Archive for category Stress & Muscle Tension
This week was a rough week especially Wed through Friday. I knew a lot of things were bugging me again so I wrote those up. A lot of the things had to do with feeling pressure. Pressure at work. Feeling pressure and judgment from coworkers and my boss. Pressure from a family member on my life decisions. Pressure to be in a relationship. Pressure to push myself harder in my workouts. Pressure up get everything done for the holidays for everyone. By Thursday, I was buckling from the stress and just wanted to crawl under the covers in my bed, cry and hide from everyone. But, I didn’t because I couldn’t.
My therapist noticed the word I used, pressure. This is something I’ve felt my whole life. Pressure to be perfect, to anticipate what someone would want so they would not be angry with me and not hit me. Fearing judgement. Fearing pain.
I don’t know how to relax anymore. When I’m alone. When I’m with someone, I can learn to relax. The guy I’m dating is superb at this that I look forward to Sunday afternoons lounging around with him. I can finally relax and escape from all the pressure. But, it’s not the world that’s applying the pressure.
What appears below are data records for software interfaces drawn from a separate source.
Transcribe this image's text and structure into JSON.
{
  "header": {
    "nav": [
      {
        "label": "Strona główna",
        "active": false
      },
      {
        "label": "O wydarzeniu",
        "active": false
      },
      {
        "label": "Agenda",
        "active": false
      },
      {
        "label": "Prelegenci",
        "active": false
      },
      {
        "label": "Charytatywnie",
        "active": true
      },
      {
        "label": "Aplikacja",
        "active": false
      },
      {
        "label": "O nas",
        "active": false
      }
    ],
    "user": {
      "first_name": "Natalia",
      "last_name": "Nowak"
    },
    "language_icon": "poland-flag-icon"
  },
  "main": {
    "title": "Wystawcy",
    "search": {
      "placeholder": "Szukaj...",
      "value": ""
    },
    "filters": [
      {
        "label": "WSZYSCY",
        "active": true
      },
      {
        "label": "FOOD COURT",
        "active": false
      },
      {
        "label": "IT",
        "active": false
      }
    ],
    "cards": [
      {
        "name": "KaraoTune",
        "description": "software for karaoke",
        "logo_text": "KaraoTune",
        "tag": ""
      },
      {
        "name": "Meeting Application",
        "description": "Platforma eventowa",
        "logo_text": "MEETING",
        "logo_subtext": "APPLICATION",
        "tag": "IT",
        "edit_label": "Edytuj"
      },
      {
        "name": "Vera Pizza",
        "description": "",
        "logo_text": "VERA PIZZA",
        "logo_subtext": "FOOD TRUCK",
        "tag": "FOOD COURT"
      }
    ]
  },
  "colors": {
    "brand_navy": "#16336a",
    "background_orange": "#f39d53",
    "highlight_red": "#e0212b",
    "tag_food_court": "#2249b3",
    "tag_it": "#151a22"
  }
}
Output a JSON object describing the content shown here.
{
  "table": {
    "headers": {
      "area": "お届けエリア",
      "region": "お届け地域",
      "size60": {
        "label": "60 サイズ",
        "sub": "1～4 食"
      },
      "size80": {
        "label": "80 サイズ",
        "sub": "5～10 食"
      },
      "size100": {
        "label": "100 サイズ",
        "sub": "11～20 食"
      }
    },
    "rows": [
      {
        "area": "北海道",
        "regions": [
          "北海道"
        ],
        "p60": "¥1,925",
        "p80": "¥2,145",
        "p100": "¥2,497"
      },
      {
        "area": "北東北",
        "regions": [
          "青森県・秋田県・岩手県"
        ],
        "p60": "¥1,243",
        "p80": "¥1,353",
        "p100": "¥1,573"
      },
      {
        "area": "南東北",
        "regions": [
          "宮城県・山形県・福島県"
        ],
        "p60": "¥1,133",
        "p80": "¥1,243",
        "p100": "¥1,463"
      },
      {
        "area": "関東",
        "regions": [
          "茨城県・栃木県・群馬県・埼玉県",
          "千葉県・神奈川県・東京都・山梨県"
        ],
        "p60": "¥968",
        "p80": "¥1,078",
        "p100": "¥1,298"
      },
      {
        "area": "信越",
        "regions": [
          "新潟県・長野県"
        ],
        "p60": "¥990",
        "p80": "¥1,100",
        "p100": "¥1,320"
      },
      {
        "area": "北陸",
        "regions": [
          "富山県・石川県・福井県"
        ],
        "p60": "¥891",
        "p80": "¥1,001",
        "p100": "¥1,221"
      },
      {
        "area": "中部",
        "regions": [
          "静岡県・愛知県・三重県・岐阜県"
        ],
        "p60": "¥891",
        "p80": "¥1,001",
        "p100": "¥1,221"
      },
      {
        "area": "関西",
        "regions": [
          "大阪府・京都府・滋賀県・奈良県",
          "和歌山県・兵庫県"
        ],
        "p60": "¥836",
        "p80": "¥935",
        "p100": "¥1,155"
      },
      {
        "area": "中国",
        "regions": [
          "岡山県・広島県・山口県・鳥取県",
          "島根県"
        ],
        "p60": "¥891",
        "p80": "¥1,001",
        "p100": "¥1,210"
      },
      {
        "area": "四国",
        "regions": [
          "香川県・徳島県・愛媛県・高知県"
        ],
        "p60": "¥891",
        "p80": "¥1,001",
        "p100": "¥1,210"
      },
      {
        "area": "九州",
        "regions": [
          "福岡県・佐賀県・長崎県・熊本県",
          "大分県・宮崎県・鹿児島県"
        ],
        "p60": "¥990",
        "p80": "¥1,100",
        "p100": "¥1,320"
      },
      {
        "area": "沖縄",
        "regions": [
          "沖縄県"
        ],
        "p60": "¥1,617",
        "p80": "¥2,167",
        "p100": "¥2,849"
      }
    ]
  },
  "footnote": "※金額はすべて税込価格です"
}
Today I actually admitted my caregiver beat me. And I admitted I have been belittling it my whole life. My therapist and SuperBetter ally both said this to me today, that through reliving we can take back our power. I realize how true this can be. I recognize that I’m applying the pressure and I can change that. I can finally take back my life and stop putting so much pressure and judgement on myself.
Awhile back I saw one of the SuperBetter Heroes on the forum who is also battling PTSD talk about anger. When I bought the workbook Healing the Trauma of Domestic Violence I thought, “Why do I need a chapter on anger?” I commented on the forum, I know anger is going to be something I need to address but I’m just not there yet. I’ve really suppressed my anger. I hardly ever express anger. Frustration and being upset, but not really anger. I read the chapter and noticed the day after reading it I started to be aware of the things that actually made me “angry” or upset. So I know it’s there. I just haven’t found the right way for me to express it yet.
I know when I was a kid there was one very important event where I learned that it’s better not to bottle everything up. I learned why it’s important to deal with anger, but never really learned how to.
The chapter drove home a principal that’s always been really important to me. I always felt being angry is a waste of time. It doesn’t resolve anything and it makes you feel terrible. But, this doesn’t mean you should suppress your anger and move on. It is much better to address your anger right then and there. I don’t think this means you should explode with rage like my ex-husband would, but you should talk about it and understand why you feel that way.
One of the reasons I also picked up the workbook Healing the Trauma of Domestic Violence was I noticed they had a whole section on controlling muscle tension. My entire life I have had muscle tension in my neck, shoulders, and shoulder blades. I also have lately noticed the tension in my triceps and jaw. I always thought that this was normal until I finally brought it up to someone and they just looked at me in horror and said, “That is not normal.” Tension and stress is definitely something I want to work on.
The workbook discusses several reasons why it’s important to keep your tension level low including:
1. In order to decrease your tension you need to be able to detect what your tension is
2. It’s easier to relax and bring your tension down if it is already low
3. High levels of tension impair your ability to think clearly
4. Bad habits are more likely to be activated when your tension is high
5. Chronic tension and hyper arousal can weaken you physically, including higher resting heart rates and blood pressure
6. Higher muscle tension levels make you more vulnerable to losing control, including panicking, losing your temper or breaking down
Walking through the exercises really helps to bring the tension down in my body.
The tension exercises in the workbook has you score your level of tension from 0-100. My favorite exercise from the workbook is to do a body scan and walk through each of the major muscle groups where you experience the most tension and tense them then let go of the tension until you can bring your tension levels down to 30 or lower. You can do this at any time of the day or anywhere really.
Go ahead and try the body scan:
1. What’s your tension score (0 being the calmest and 100 being the worst you’ve ever been)?
2. Where do you feel the most tension?
3. Take a deep breath for 5-10 seconds, then breath out and breath normally for 5-10 seconds.
4. Over tense the muscles with the most tension and then let it go. For example…
“Close your eyes real tight. Feel the tension in, around and behind your eyes and then relax your eyes, keeping your eyes gently closed.”
- “Straighten your arms in front of you, reaching across the room, and tense your triceps … and then relax your arms.”
- “Clench your jaws and study the tension throughout your jaws… and relax your jaws and let your lips part slightly.”
“Shrug your shoulders up. Now bring your shoulders back so you feel the tension in your shoulders and back … and relax.”
5. What’s your tension score now?
Repeat until your tension score is lower than 30.
Now to try to remember to do this and breath more often. I also find rolling out on a foam roller helps big time! But, that’s probably because I over do it exercising as I talked about in my previous post on Battles Against the Bad Guys. 😉